A new coffee shop and restaurant plans to open soon in Houston’s Montrose neighborhood. It’s called Wild Montrose. They’ll serve coffee and cocktails, brunch, and – all with an optional twist. If you want, you can ask that your food or beverage be infused with cannabis derivatives, CBD or THC.
Using cannabis in cuisine is a growing trend in the restaurant world. But is this a gimmick, or is there a compelling culinary reason to use marijuana or its derivatives in a dish? Bao Ong, restaurant columnist for the Houston Chronicle, talked the trend over with the Texas Standard. Listen to the interview above or read the transcript below.
This transcript has been edited lightly for clarity:
Texas Standard: Is it, in fact, the case that more restaurants have started using cannabis in their food and drinks?
Bao Ong: Absolutely. It’s a trend that we’ve been seeing for a few years now. You know, I think the bigger story, though, is that the use of CBD is part of this huge wellness industry that definitely plays a big role in the restaurant world today. There was one stat that I was reading recently that projected that the CBD industry would hit $16 billion in the U.S. by 2025.
But I’m curious, can you use cannabis as a spice to add something to a dish? Is there a culinary rationale behind this?
I think it’s more about the so-called wellness properties of CBD, which is very much in flux. There’s a lot of studies out there on both sides of the aisle. And the few times I’ve tried CBD — I actually tried a line of Martha Stewart Wellness Gummies a few years ago — it tasted like sugar to me. The CBD itself, the oil that you may use to infuse the dish, does not have its own unique flavor profile.
Of course, the fact that we’re talking about Martha Stewart and CBD, I mean, that says something unto itself, I suppose. But I wonder if the intent, most broadly, is that perhaps you can feel some of the psychoactive effects of the drug after you eat something that’s been infused with THC? Or is that really not the idea here?
You know, I think people who want to achieve that high or some of the other side effects of marijuana would just go straight there. But I think the reason why CBD is so popular is because the wellness industry has really taken it on as one of the trends in health and wellness at the moment. You see Gwyneth Paltrow’s brand of Goop sells a lot of products with CBD. You can find CBD candles, lotions, lip balm. And just how prevalent CBD is, even outside of restaurants, I think just shows that there’s this demand in the wellness industry. People are looking for things that address things like anxiety or people who have insomnia and they’re looking for ways to deal with it that they believe are healthy.

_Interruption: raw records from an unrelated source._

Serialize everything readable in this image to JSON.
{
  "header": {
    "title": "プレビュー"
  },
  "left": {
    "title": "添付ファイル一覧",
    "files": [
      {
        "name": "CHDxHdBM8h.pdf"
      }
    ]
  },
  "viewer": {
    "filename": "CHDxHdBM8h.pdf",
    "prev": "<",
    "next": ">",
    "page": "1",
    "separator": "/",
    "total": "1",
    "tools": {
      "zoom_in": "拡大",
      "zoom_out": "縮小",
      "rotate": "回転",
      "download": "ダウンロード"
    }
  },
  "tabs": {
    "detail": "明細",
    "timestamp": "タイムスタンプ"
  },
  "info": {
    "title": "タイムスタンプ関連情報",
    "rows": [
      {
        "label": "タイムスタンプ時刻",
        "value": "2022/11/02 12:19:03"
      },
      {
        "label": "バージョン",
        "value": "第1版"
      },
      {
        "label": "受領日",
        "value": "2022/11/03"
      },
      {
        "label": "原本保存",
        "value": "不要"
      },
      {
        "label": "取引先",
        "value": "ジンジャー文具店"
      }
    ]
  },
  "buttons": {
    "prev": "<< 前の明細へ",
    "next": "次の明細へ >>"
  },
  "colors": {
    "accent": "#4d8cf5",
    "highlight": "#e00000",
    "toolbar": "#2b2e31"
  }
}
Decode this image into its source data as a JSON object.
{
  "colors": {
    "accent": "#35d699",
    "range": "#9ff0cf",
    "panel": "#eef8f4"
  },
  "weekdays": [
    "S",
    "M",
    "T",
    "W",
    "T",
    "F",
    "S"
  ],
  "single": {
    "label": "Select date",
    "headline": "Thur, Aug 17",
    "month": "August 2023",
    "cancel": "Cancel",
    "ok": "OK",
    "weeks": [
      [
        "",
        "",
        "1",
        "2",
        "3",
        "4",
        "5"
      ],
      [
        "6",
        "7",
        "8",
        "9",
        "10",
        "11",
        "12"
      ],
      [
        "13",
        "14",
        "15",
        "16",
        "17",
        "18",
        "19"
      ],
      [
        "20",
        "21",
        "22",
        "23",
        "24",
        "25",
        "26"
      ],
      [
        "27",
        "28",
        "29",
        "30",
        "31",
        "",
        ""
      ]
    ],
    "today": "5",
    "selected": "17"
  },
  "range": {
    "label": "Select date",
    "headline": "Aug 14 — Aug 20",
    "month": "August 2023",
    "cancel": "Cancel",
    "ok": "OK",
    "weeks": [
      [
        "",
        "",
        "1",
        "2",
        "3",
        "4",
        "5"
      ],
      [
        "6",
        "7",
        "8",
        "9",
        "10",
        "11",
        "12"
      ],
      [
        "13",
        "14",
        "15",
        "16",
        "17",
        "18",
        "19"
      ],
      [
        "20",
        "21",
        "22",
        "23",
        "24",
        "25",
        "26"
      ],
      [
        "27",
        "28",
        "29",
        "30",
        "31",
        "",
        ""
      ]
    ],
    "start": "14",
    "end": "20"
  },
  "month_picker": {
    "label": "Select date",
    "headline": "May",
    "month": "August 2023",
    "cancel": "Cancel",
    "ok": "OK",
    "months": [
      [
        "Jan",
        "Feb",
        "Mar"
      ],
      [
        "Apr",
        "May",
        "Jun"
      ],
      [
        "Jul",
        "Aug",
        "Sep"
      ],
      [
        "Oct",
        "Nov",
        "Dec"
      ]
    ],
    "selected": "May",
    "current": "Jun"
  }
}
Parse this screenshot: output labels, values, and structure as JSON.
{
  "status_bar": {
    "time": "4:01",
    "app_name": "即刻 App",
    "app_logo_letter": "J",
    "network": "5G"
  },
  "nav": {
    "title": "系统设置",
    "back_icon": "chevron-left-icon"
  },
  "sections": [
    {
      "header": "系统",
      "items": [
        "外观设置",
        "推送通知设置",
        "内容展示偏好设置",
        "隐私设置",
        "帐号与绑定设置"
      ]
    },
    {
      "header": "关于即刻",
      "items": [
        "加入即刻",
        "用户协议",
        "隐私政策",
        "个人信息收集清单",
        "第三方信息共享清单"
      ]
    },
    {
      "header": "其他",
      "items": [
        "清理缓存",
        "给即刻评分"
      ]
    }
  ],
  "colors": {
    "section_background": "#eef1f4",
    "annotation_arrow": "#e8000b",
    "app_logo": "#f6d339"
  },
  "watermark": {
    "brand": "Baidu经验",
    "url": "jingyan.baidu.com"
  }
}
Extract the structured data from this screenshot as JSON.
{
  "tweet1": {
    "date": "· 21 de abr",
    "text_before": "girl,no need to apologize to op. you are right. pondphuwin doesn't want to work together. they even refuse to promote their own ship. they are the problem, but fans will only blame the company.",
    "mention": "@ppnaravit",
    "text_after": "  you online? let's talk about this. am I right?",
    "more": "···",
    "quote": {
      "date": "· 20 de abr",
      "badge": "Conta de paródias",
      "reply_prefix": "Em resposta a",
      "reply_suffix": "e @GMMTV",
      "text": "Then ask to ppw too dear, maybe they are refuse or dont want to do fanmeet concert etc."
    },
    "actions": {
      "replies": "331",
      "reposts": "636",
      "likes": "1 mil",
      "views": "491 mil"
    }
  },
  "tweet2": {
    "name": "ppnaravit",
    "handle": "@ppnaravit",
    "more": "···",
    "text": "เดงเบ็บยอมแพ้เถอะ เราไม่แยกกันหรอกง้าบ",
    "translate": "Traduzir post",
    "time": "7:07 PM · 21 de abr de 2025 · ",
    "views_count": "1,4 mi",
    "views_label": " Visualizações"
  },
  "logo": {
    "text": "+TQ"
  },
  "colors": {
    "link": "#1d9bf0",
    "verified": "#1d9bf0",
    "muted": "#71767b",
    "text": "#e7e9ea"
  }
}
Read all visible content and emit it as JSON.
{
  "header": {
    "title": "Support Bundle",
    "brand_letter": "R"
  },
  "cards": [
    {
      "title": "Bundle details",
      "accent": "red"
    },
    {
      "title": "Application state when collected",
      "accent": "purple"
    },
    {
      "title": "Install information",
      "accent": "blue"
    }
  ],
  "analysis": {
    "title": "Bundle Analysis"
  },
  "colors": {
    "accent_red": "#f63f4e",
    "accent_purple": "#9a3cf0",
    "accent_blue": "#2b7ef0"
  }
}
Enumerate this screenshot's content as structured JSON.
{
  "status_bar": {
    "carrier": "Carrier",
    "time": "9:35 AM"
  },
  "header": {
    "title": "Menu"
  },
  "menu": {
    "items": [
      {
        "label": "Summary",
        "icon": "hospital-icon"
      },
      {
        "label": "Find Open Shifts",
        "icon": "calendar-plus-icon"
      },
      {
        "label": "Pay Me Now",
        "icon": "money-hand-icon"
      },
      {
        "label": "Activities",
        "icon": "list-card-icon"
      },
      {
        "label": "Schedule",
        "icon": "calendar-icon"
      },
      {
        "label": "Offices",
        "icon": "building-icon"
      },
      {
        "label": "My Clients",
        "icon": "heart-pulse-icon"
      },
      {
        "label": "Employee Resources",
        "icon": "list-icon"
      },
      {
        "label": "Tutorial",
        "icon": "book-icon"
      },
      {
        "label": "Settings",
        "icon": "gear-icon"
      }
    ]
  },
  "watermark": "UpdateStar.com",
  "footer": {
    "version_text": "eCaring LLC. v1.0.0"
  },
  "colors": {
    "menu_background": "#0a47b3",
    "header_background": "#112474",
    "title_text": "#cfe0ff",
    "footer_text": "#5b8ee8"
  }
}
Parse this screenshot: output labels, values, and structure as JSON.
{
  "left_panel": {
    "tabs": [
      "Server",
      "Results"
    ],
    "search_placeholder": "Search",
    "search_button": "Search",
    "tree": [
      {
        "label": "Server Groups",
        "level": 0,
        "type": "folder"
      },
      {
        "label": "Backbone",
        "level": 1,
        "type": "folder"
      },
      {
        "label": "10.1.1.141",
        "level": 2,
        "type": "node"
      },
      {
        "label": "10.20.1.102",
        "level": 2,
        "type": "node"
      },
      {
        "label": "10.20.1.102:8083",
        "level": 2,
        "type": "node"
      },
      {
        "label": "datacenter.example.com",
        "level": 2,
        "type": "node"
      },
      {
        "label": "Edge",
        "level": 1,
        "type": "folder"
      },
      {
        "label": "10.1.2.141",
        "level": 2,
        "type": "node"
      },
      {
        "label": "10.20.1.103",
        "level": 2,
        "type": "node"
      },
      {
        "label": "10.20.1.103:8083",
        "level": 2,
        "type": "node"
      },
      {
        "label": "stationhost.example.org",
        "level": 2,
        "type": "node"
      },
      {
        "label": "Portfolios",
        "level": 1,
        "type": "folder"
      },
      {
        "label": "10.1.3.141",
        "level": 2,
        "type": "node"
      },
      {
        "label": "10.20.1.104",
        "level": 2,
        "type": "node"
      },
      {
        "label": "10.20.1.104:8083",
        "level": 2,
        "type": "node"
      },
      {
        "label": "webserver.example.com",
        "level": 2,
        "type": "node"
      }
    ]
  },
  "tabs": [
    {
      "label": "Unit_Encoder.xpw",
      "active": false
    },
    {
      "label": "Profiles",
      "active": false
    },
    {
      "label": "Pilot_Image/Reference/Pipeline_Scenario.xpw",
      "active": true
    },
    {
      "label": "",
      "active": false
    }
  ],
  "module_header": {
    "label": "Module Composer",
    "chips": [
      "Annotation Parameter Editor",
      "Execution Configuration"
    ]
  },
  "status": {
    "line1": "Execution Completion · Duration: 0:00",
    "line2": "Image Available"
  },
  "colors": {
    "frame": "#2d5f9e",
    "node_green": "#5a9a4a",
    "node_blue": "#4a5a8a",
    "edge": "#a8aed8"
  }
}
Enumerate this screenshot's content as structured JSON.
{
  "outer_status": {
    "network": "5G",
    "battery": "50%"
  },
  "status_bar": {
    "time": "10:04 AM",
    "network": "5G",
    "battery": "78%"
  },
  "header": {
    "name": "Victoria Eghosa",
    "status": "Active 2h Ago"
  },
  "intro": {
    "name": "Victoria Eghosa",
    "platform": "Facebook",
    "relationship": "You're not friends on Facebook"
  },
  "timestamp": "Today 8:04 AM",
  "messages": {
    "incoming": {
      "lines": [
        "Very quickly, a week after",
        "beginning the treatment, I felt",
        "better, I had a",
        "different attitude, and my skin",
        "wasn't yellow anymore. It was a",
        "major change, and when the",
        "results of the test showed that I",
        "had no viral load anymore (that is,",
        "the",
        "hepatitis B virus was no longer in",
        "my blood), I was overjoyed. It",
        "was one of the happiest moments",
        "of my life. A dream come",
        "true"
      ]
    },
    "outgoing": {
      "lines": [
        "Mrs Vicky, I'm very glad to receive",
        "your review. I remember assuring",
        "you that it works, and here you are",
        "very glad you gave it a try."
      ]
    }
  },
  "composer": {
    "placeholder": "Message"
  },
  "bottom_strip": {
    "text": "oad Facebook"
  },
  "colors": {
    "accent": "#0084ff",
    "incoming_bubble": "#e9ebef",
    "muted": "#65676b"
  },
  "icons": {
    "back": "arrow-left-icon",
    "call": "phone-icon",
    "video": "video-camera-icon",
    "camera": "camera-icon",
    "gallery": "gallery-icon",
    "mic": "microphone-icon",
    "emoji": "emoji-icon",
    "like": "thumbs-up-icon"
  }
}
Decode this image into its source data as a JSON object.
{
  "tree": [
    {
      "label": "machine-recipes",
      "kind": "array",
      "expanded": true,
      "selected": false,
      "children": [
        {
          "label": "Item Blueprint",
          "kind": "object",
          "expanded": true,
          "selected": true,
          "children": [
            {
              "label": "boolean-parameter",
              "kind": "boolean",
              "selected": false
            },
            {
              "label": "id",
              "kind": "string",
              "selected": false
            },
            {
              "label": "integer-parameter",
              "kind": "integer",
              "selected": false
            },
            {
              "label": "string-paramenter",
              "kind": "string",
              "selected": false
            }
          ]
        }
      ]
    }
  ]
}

I was trying to think of a parallel trend. I mean, there are trends that come and go in food all the time, but I’m not sure that I can think of anything that’s quite like this. I guess that raises the question, are we talking about more of a fad, something that people are really buzzing about — no pun intended right now — but give it another year and there will be more eye rolls than anything else when it comes to infusing food with derivatives from marijuana?
For right now I would put it into the fad category. I recently have seen CBD in cheeseburgers or even toothpicks INfused with CBD. And the studies haven’t really backed up the benefits, to a point where I feel that CBD is something that we will see ten years down the road, unless the studies say otherwise.
Having said that, I mean, what do you know about Wild? This is not their only shop, as I understand it.
No, you know, they started off as a coffee shop. There was a dispensary component and a cocktail bar, as well. But this second location is probably Houston’s first legal, cannabis-infused dining experience that skews more on the fine dining side.